Georgia is a post-soviet country from South Caucasus. In 2018, FAO started to support the agricultural sector in Georgia under the EU-funded European Neighborhood Programme for Agriculture and Rural Development (ENPARD). In 2014, The European Union signed an Association Agreement for Deep and Comprehensive Free Trade Agreement (DCFTA) with Georgia providing big opportunities for local agricultural development. Georgian farmers, however, still lack the appropriate extension support to make the most of this chances. Without adequate assistance, adapted to the needs of the farming communities, small farmers might not have the capacity to fully use this strengthening of the EU-Georgian relations.

The establishment of Farmer Field Schools is a possible answer to provide smallholder farmers with skills to analyze their production system in regards of their business environment. It is essential to push Georgian small-scale agriculture to understand market needs.

There are currently four Farmer Field Schools in Georgia.

FAO team would like to tell you the story of Dato Kapanadze, one of the FFS Facilitators whose farm is located in Lagodekhi region of Eastern Georgia. 

The Story of Dato’s Farmer Field School


FAO team, supporting Farmers Fields Schools in Georgia conducted a market analysis to spot potential domestic market needs in 2019.  The analysis showed an existing unsatisfied demand of Carrefour supermarkets chain for locally produced sweet corn.

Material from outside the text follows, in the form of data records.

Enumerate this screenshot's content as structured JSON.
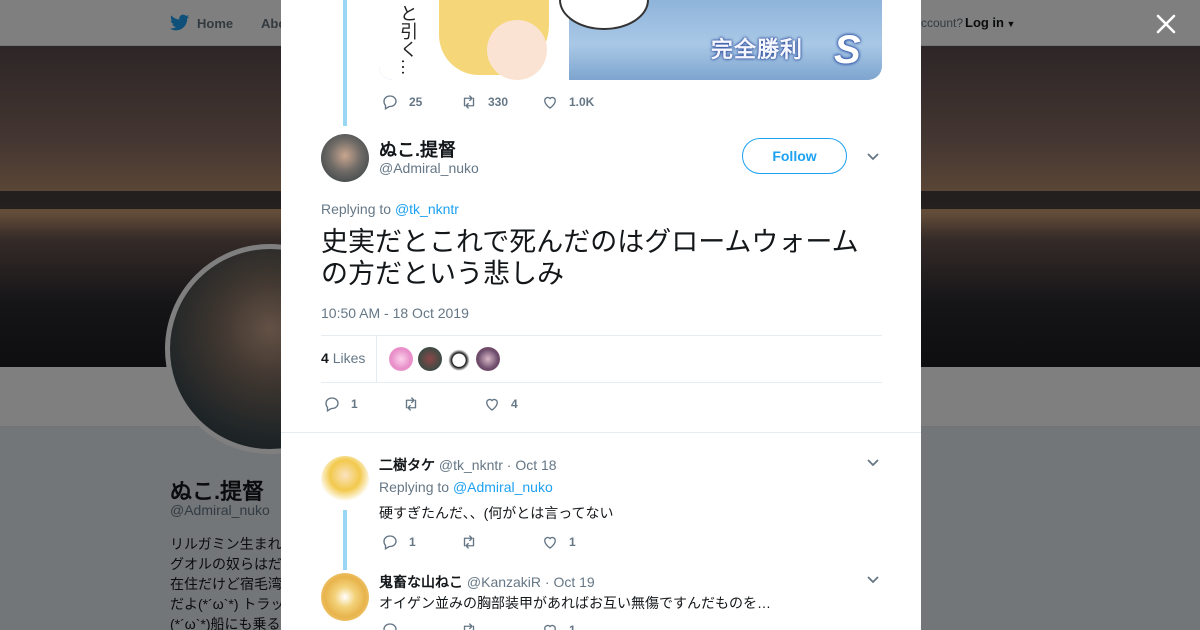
{
  "topbar": {
    "home_label": "Home",
    "about_label": "Abo",
    "account_prompt": "ccount?",
    "login_label": "Log in"
  },
  "profile": {
    "name": "ぬこ.提督",
    "handle": "@Admiral_nuko",
    "bio_lines": [
      "リルガミン生まれ",
      "グオルの奴らはだ",
      "在住だけど宿毛湾",
      "だよ(*´ω`*) トラッ",
      "(*´ω`*)船にも乗る"
    ]
  },
  "modal": {
    "media": {
      "vertical_text": "と引く…",
      "victory_text": "完全勝利",
      "rank": "S"
    },
    "parent_tweet_stats": {
      "replies": "25",
      "retweets": "330",
      "likes": "1.0K"
    },
    "tweet": {
      "author_name": "ぬこ.提督",
      "author_handle": "@Admiral_nuko",
      "follow_label": "Follow",
      "replying_prefix": "Replying to",
      "replying_to": "@tk_nkntr",
      "text": "史実だとこれで死んだのはグロームウォームの方だという悲しみ",
      "timestamp": "10:50 AM - 18 Oct 2019",
      "likes_count": "4",
      "likes_label": "Likes",
      "stats": {
        "replies": "1",
        "retweets": "",
        "likes": "4"
      }
    },
    "replies": [
      {
        "name": "二樹タケ",
        "handle": "@tk_nkntr",
        "date": "· Oct 18",
        "replying_prefix": "Replying to",
        "replying_to": "@Admiral_nuko",
        "text": "硬すぎたんだ、、(何がとは言ってない",
        "stats": {
          "replies": "1",
          "retweets": "",
          "likes": "1"
        }
      },
      {
        "name": "鬼畜な山ねこ",
        "handle": "@KanzakiR",
        "date": "· Oct 19",
        "text": "オイゲン並みの胸部装甲があればお互い無傷ですんだものを…",
        "stats": {
          "replies": "",
          "retweets": "",
          "likes": "1"
        }
      }
    ]
  },
  "colors": {
    "accent": "#1da1f2",
    "thread_line": "#9ad7f5",
    "muted_text": "#657786",
    "overlay": "rgba(0,0,0,0.5)"
  }
}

Dato, as consulted by FAO, decided to try sweet corn production in Lagodekhi, in July 2019. The organization assisted him to plant the crop on a 0.3 hectare plot. ​

FAO team assisted Dato to introduce good agricultural practices to sweet corn production, including the utilization of high quality seeds for the seedlings, use of sterilized soil and efficient water management. Fertilizer application at a nursery level had also been demonstrated to the FFS community.

Dato’s Farmer Field School experimented with some innovative methods such as climate-smart agricultural practices, use of raised beds, drip irrigation system, establishment of weekly fertilization programme and Integrated Pest Management.


What were Dato’s challenges?

One of the most common corn consumption traditions in Georgia is making corn flour. The flour can be used to make bread called mchadi and traditional cornmeal porridge - ghomi; Corn is also widely used as poultry and livestock forage.

Smallholders tend not to use the highest productivity of the corn types. Average production of this crop is 2.5 tons per hectare.

In summer 2019, Dato and his wife Valentina Kapanadze, arranged a sweet corn demo plot with the assistance of FAO agronomists and experts. Sweet corn production was an experiment by the family as they had never grown this crop before. The family trusted FAO team and followed the business opportunity of selling the yield to Carrefour.

As a result of the hard work in the field and quality yield obtained from the demo plot, FAO created market linkage between the smallholder farmer and Carrefour, which started to purchase the premium quality sweet corn from Kapanadze family.

 Dato’s sweet corn hit Carrefour stands in October 2019. This first delivery was a huge success.

Providing the sweet corn, Dato helped Carrefour to promote its new positioning strategy – selling Made in Georgia goods.  The success left Carrefour wanting more product. Responding to the demand, Dato and FAO team decided to work together to grow and provide constant supply of locally produced sweet corn for the supermarket chain.

Dato, with FAO support, worked out a schedule for the second batch production in the beginning of 2020.

Carrefour representative visited Dato’s plot on May 6, accompanied by with FFS beneficiaries. Respecting COVID-19 related social distancing, they have discussed the supply of sweetcorn and future collaboration.


Carrefour expects first 2020 delivery in June.

This story has been prepared for you by Meri Agronomy and Extension Specialist and Allan International Agronomist & Capacity Building Specialist who are supporting Farmer field schools in Georgia.


For more information please contact: [email protected]